“(My wife’s) seen me in some pretty dark times over the last few years,” he said. “I felt like over the course of the last three years, I just get going, I just get my feet going, I feel like I just start playing good hockey, and then something would happen. Then you’re rehabbing, working your way back, trying to get back in feeling good again.”

Martinook credited his offseason work last summer in returning him to health. He is one of six Hurricanes who will play in all 82 games this season.

“It was my first full offseason with a new trainer, and I felt like he was pretty hard on me, held me accountable on days where I’m like, “Eh, I don’t really want to get on the bike,’” Martinook said. “And he’d be like, ‘You’re getting on that bike, and you’re gonna do one extra now that you did that.’ And so I owe a lot to him and am pretty thankful that I went with him.”

That led to him feeling ready to turn the page on his past injuries when he returned to Raleigh ahead of training camp.

“I had a healthy summer. I put in a ton of work,” he said. “I knew that this was a big summer for me, and then coming into camp I felt so good and just was proud of myself of where I put myself.”

Brind’Amour said that makes all the difference when playing at this level.

“it’s tough,” Brind’Amour said. “This is the NHL, and when you’re banged up and try to play against all these guys and be effective, it’s just hard. And you can see he’s had much more. His step has been quicker. He’s just been able to get the pucks a lot quicker, and I think that’s because he’s feeling good.”
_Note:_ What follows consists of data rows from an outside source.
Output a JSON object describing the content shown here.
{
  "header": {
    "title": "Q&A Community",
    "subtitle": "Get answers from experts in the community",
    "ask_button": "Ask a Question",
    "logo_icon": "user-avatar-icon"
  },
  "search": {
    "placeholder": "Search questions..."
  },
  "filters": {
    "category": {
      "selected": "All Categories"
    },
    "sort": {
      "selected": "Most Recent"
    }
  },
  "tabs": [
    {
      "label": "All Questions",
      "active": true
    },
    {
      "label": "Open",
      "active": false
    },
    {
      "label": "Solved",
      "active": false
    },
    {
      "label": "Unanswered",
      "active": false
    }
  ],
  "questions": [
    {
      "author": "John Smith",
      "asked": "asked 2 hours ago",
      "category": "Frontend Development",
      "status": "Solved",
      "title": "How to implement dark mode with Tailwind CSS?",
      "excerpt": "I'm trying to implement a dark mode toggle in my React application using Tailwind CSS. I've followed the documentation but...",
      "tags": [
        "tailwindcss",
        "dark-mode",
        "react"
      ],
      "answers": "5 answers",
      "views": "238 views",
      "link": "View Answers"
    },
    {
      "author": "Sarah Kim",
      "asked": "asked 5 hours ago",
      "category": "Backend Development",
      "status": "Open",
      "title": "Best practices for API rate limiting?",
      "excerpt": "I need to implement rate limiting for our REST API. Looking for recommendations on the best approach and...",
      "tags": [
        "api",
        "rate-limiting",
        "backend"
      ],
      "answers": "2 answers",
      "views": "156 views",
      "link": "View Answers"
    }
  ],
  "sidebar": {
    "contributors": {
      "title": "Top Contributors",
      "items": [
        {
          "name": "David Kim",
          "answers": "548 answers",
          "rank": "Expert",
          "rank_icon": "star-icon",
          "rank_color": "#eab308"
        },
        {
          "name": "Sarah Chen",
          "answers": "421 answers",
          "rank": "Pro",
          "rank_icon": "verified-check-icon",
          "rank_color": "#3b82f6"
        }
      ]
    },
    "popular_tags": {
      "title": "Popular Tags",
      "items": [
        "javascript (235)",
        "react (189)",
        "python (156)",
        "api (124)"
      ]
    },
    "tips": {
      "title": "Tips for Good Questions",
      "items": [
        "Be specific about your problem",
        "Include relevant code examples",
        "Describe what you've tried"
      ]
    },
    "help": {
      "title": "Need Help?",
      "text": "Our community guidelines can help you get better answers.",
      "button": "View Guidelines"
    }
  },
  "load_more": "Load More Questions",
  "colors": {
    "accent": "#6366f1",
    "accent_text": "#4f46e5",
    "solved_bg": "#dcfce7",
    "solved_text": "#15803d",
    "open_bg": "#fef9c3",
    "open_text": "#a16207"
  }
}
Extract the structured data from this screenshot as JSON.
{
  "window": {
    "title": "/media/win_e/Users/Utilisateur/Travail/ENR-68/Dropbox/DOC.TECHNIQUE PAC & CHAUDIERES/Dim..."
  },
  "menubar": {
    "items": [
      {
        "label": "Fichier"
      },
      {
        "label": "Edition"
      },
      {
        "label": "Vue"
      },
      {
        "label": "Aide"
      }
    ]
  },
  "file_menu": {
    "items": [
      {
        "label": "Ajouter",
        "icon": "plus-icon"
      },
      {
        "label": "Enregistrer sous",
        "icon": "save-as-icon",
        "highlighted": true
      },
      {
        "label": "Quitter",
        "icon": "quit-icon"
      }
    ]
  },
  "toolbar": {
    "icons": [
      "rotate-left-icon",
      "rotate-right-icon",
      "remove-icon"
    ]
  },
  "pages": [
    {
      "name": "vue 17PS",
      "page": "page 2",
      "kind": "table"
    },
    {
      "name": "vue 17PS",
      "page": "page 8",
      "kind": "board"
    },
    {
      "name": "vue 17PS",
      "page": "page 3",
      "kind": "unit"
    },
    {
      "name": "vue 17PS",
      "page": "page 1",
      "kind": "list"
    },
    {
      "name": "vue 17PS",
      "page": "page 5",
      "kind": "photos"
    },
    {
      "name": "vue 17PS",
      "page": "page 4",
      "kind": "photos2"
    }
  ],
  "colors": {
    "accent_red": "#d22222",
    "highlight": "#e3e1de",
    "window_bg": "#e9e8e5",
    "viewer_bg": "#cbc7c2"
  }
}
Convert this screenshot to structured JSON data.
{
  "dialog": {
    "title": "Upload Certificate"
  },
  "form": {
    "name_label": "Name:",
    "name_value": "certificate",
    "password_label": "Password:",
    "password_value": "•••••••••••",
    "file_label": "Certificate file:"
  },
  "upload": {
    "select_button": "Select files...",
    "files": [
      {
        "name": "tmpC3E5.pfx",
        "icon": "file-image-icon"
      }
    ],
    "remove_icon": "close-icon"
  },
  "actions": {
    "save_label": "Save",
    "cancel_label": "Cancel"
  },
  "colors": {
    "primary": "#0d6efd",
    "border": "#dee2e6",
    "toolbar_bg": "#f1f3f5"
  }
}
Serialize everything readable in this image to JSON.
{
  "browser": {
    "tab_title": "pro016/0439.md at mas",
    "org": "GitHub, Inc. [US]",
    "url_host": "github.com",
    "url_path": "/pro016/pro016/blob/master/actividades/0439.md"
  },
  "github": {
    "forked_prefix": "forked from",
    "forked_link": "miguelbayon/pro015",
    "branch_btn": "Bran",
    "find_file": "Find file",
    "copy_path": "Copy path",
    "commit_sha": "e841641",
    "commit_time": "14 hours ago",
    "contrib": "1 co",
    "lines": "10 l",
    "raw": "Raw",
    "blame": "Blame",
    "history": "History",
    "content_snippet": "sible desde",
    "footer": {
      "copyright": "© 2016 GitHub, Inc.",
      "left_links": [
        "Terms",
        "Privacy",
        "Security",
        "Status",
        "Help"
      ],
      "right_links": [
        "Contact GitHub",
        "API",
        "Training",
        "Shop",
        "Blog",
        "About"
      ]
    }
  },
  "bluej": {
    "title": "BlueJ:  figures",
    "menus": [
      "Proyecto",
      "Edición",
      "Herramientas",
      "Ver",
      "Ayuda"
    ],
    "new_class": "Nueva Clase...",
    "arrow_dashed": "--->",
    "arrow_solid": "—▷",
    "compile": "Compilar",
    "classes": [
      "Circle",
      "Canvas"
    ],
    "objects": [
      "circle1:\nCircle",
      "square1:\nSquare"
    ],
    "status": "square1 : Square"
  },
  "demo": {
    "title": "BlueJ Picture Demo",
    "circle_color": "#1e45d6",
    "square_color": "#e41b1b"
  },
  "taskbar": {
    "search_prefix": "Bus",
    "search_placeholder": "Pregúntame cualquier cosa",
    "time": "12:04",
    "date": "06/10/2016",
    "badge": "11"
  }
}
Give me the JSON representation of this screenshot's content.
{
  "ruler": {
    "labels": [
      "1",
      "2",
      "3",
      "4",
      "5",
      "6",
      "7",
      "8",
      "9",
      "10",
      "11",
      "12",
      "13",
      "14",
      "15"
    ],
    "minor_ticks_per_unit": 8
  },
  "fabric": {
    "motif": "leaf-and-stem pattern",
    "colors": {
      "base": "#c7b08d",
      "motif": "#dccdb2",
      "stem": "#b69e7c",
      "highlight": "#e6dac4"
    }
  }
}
While Martinook’s numbers have returned to, and exceeded, what was expected of him after Carolina acquired him in 2018, his role in the locker room as a leader and motivator has always been key in returning the franchise to prominence.

Whether that has been taking young players under his wing as he did with Andrei Svechnikov in his first few seasons, being the most vocal of his teammates, striking up a friendship with a young fan with Down syndrome, standing in front of the media following a loss, or serving as Brind’Amour’s go-to catalyst for struggling teammates, Martinook has proven worthy of the “A” he wears on his jersey.

Furthermore, he’s embraced Raleigh and the Hurricanes’ fans, who he has always cited as an inspiration for the team.

“The Caniacs come big-time this time of year,” he said with a wide grin of the looming playoffs.

The feeling hasn’t always been mutual. When Martinook went on waivers at the end of training camp, it wasn’t hard to find people on social media commenting that they hoped he would be claimed or assigned to the American Hockey League.

Those 24 hours were some of the toughest of Martinook’s career, but he survived them and, as Brind’Amour promised, was in the lineup on opening night.

He’s spent the rest of the season proving the doubters wrong.

“I feel like I’ve almost been a weight sometimes, and you never want to feel like that,” he said of the past few years. “It’s been really refreshing and just good to feel this way again.”

Most importantly, he’s proven he could return to the level he expected of himself.

“If my son looks back in 20 years and gets to see how his dad’s career went, I think he’d be pretty proud of me,” he said. “And that’s something that I can hang my hat on.”